The Evolutionary Linguistics Association (ELA) is proud to announce its second summer school in Cortona on Music and the Origins of Language. The school is intended for postdocs, lecturers and predocs with a background in computer science and a strong interest in music and the origins of language.
The summer school will be held in Cortona, Italy from Sunday 15 September to Friday 20 September 2013. Lectures, activities and meals are all collocated in Hotel Oasi and the Palazzone di Cortona. Participants will all stay at Hotel Oasi.
The summer school has a wide-ranging program of background lectures introducing concepts from biology, anthropology, psychology, music theory and linguistics that are helpful to understand the nature of creativity, the role and intimate relations between language and music, and the mechanisms underlying cultural evolution. It further contains technical lectures on the fundamental computational components required for language processing as well as technical ateliers to learn how to set up evolutionary linguistics experiments. Participants have the opportunity to present their latest research in a poster session. The school also features artistic ateliers in which participants create new creative works and engage in performance.
Interested researchers can apply by following the registration information that is available on the website.
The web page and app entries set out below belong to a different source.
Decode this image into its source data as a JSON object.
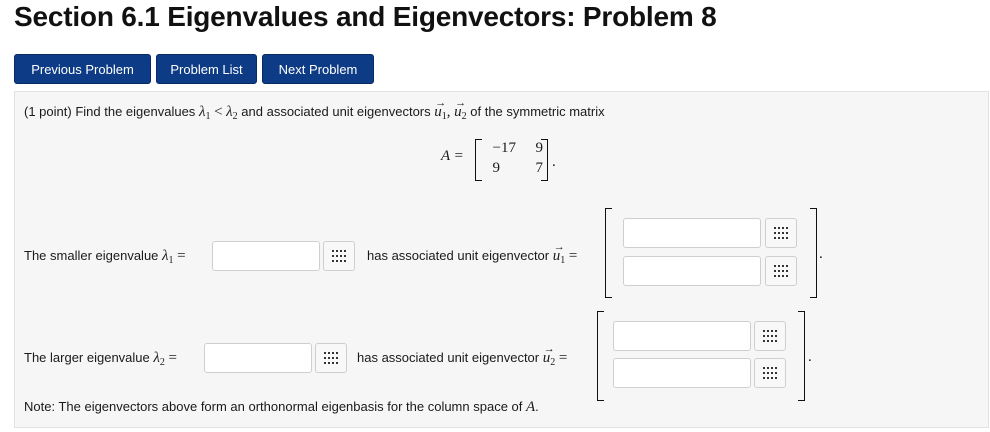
{
  "page": {
    "title": "Section 6.1 Eigenvalues and Eigenvectors: Problem 8"
  },
  "nav": {
    "previous_label": "Previous Problem",
    "list_label": "Problem List",
    "next_label": "Next Problem"
  },
  "problem": {
    "points": "(1 point)",
    "intro_text": "Find the eigenvalues",
    "lambda1": "λ",
    "sub1": "1",
    "lt": "<",
    "lambda2": "λ",
    "sub2": "2",
    "intro_text2": "and associated unit eigenvectors",
    "u": "u",
    "arrow": "→",
    "comma": ",",
    "intro_text3": "of the symmetric matrix",
    "matrix_label": "A =",
    "matrix": [
      [
        "−17",
        "9"
      ],
      [
        "9",
        "7"
      ]
    ],
    "period": "."
  },
  "row1": {
    "label_prefix": "The smaller eigenvalue",
    "equals": "=",
    "vector_text": "has associated unit eigenvector",
    "lambda_value": "",
    "vector_values": [
      "",
      ""
    ]
  },
  "row2": {
    "label_prefix": "The larger eigenvalue",
    "equals": "=",
    "vector_text": "has associated unit eigenvector",
    "lambda_value": "",
    "vector_values": [
      "",
      ""
    ]
  },
  "note": {
    "text": "Note: The eigenvectors above form an orthonormal eigenbasis for the column space of",
    "matrix_symbol": "A",
    "period": "."
  },
  "icons": {
    "matrix_entry": "grid-icon"
  }
}
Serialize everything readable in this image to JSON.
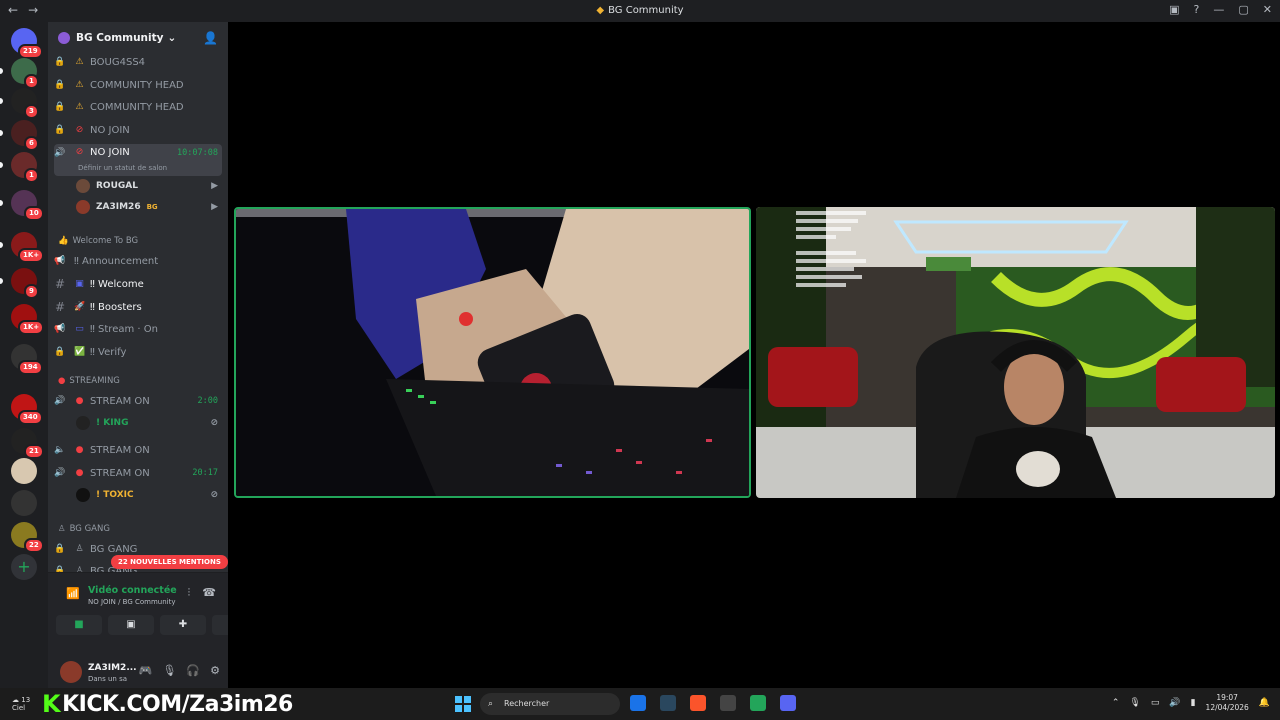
{
  "window": {
    "title": "BG Community",
    "nav_back": "←",
    "nav_fwd": "→",
    "ctrl_min": "—",
    "ctrl_max": "▢",
    "ctrl_close": "✕"
  },
  "servers": [
    {
      "name": "discord-home",
      "badge": "219",
      "color": "#5865f2"
    },
    {
      "name": "server-1",
      "badge": "1",
      "color": "#3d6b4a"
    },
    {
      "name": "server-2",
      "badge": "3",
      "color": "#222"
    },
    {
      "name": "server-3",
      "badge": "6",
      "color": "#4a2020"
    },
    {
      "name": "server-4",
      "badge": "1",
      "color": "#6a2a2a"
    },
    {
      "name": "server-5",
      "badge": "10",
      "color": "#553355"
    },
    {
      "name": "server-6",
      "badge": "1K+",
      "color": "#8a1a1a"
    },
    {
      "name": "server-7",
      "badge": "9",
      "color": "#7a1010"
    },
    {
      "name": "server-8",
      "badge": "1K+",
      "color": "#a01010"
    },
    {
      "name": "server-9",
      "badge": "194",
      "color": "#333"
    },
    {
      "name": "server-10",
      "badge": "340",
      "color": "#c01515"
    },
    {
      "name": "server-11",
      "badge": "21",
      "color": "#222"
    },
    {
      "name": "server-12",
      "badge": "",
      "color": "#d8c8b0"
    },
    {
      "name": "server-13",
      "badge": "",
      "color": "#333"
    },
    {
      "name": "server-14",
      "badge": "22",
      "color": "#8a7a20"
    }
  ],
  "guild": {
    "name": "BG Community",
    "chevron": "⌄"
  },
  "channels": {
    "c1": "BOUG4SS4",
    "c2": "COMMUNITY HEAD",
    "c3": "COMMUNITY HEAD",
    "c4": "NO JOIN",
    "c5": "NO JOIN",
    "c5_time": "10:07:08",
    "c5_status": "Définir un statut de salon",
    "u1": "ROUGAL",
    "u2": "ZA3IM26",
    "u2_tag": "BG",
    "cat1": "Welcome To BG",
    "w1": "‼ Announcement",
    "w2": "‼ Welcome",
    "w3": "‼ Boosters",
    "w4": "‼ Stream · On",
    "w5": "‼ Verify",
    "cat2": "STREAMING",
    "s1": "STREAM ON",
    "s1_time": "2:00",
    "s1_user": "! KING",
    "s2": "STREAM ON",
    "s3": "STREAM ON",
    "s3_time": "20:17",
    "s3_user": "! TOXIC",
    "cat3": "BG GANG",
    "g1": "BG GANG",
    "g2": "BG GANG"
  },
  "mentions": "22 NOUVELLES MENTIONS",
  "voice": {
    "status": "Vidéo connectée",
    "location": "NO JOIN / BG Community"
  },
  "user": {
    "name": "ZA3IM2...",
    "status": "Dans un sa"
  },
  "taskbar": {
    "overlay": "KICK.COM/Za3im26",
    "weather_temp": "13",
    "weather_sub": "Ciel",
    "search": "Rechercher",
    "time": "19:07",
    "date": "12/04/2026"
  },
  "colors": {
    "accent_green": "#23a55a",
    "mention_red": "#f23f43",
    "kick_green": "#53fc18"
  }
}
There are a limited number of scholarships available that cover participation and accommodation fees.
It receives support from FP7 PRAISE and INSIGHT projects, EUCog and the ESF project DRUST.
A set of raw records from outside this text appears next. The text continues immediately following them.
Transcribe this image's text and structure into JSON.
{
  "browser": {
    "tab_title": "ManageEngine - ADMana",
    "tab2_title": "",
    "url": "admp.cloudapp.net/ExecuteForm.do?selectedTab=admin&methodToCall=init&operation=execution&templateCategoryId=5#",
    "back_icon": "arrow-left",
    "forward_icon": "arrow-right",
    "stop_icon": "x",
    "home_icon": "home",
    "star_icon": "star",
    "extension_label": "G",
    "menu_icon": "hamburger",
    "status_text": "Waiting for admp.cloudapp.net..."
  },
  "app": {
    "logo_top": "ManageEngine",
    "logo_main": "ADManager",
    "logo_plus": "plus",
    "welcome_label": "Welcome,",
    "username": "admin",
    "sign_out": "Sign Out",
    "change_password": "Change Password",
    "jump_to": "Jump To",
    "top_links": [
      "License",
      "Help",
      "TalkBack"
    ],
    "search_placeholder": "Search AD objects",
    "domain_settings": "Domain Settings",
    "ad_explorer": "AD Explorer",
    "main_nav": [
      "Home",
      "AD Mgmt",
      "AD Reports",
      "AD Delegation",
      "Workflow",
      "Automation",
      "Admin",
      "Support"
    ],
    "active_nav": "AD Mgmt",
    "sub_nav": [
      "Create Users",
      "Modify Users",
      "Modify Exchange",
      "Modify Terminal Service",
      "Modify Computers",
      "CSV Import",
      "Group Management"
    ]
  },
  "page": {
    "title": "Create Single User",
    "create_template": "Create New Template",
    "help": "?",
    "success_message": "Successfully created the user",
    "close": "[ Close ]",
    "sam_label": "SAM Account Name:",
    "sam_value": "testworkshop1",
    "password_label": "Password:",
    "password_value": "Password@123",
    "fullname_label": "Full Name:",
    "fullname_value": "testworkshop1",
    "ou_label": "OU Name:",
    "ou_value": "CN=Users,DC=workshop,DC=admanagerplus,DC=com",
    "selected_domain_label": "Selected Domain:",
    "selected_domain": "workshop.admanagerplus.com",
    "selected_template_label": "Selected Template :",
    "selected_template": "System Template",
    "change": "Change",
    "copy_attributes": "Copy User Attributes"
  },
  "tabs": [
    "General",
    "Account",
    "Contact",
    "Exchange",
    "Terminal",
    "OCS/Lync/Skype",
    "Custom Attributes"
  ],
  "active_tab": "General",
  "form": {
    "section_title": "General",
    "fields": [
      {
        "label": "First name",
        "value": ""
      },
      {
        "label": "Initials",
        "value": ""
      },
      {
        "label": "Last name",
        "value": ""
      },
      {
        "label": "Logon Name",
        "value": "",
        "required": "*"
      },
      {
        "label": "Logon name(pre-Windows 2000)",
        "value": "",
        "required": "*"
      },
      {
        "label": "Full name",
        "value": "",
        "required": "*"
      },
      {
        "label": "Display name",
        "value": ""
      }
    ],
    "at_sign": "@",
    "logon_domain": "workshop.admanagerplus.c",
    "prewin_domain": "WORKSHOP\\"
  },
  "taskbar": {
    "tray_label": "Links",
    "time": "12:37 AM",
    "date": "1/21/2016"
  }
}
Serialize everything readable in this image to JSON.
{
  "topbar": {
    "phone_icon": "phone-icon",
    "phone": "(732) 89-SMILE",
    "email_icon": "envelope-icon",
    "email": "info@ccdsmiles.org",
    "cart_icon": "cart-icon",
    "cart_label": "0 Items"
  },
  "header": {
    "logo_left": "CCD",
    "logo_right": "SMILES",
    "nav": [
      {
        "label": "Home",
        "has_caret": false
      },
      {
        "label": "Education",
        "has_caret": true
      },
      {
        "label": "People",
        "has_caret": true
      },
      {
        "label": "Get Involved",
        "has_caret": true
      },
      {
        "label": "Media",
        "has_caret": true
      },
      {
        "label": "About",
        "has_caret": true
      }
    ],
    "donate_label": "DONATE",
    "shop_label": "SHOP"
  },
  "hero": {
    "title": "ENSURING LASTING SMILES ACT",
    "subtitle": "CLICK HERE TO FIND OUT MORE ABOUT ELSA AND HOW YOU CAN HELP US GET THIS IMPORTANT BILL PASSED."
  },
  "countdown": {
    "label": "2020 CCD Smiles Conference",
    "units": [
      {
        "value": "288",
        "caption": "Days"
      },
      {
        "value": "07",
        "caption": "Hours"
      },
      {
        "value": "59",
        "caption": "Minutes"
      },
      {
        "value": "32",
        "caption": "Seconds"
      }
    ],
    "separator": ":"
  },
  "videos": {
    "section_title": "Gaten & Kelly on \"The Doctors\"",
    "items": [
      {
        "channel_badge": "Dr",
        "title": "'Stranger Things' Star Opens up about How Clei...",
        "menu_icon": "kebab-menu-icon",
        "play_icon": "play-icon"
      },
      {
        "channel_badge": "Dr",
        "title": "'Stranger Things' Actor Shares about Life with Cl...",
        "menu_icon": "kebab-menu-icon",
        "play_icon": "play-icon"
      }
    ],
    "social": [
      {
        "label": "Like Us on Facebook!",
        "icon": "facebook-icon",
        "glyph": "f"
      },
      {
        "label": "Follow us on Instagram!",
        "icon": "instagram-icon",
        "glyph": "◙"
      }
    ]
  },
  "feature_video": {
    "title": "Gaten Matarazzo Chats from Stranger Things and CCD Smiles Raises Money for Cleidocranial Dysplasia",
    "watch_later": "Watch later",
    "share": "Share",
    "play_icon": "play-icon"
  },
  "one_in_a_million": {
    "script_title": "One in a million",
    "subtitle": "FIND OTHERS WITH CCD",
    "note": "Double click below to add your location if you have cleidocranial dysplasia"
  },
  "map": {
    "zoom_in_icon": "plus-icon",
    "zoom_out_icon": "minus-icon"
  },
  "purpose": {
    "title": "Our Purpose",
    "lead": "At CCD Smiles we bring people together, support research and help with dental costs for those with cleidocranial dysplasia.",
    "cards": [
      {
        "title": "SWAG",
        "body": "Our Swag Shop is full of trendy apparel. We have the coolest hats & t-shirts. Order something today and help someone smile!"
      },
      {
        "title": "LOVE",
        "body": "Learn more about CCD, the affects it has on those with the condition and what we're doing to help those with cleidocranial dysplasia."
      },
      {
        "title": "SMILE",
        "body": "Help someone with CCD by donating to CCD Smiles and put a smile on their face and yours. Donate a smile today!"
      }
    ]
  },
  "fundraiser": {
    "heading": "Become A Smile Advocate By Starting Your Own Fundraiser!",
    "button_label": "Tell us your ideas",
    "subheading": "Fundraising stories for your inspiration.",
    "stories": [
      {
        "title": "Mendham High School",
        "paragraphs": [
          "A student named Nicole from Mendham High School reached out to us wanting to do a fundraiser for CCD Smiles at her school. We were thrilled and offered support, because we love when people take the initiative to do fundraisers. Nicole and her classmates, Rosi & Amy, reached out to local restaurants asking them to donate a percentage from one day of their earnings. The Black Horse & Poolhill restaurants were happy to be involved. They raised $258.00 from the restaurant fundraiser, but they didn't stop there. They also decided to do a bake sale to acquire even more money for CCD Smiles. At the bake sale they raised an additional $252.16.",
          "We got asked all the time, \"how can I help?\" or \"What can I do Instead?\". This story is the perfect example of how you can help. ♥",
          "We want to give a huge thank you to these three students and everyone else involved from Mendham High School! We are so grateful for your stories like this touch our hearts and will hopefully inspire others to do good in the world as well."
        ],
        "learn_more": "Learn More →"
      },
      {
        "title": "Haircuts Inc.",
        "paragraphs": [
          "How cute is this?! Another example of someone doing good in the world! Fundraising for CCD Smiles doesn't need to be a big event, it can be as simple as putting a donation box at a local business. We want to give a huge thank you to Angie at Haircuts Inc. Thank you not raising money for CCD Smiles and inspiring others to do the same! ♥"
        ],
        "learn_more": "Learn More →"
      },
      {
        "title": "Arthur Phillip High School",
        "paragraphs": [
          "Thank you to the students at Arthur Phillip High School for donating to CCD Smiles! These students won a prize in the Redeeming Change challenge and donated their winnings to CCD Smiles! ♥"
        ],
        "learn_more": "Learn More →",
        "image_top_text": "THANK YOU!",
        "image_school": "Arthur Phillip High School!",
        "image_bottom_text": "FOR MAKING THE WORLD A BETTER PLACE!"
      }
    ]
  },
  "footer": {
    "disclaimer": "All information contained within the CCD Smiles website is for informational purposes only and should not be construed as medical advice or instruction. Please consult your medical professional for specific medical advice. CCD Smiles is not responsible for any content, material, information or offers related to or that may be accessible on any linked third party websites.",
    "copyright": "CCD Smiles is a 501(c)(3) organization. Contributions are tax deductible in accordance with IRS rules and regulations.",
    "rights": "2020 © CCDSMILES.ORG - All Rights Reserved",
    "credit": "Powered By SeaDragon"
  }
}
Why do so many languages display grammatical agreement between particular linguistic units such as words or phrases? How did it result in the numerous varieties of agreement markers that we find today? A recent publication in PLOS ONE by Katrien Beuls and Luc Steels explores these questions by making use of agent-based models that simulate linguistic interactions in an open population of language users. It shows for the first time how grammaticalisation processes may occur and spread through a population. The open-access article can be read here: http://dx.plos.org/10.1371/journal.pone.0058960.
Beuls, K., & Steels, L. (2013). Agent-Based Models of Strategies for the Emergence and Evolution of Grammatical Agreement. PLOS ONE, 8(3), e58960. doi:10.1371/journal.pone.0058960.s001
The Linguist List has recently published a review of the volume on Cultural Language Evolution, edited by Luc Steels. The reviewer, Nick Moore, highlights that “this book and other experiments by the same team provide empirical evidence
for the emergence of language based on evolutionary principles, on what we
currently understand about brain structure and organisation […] and, significantly, without the need for language-specific acquisition strategies”. The review can be consulted online through this link.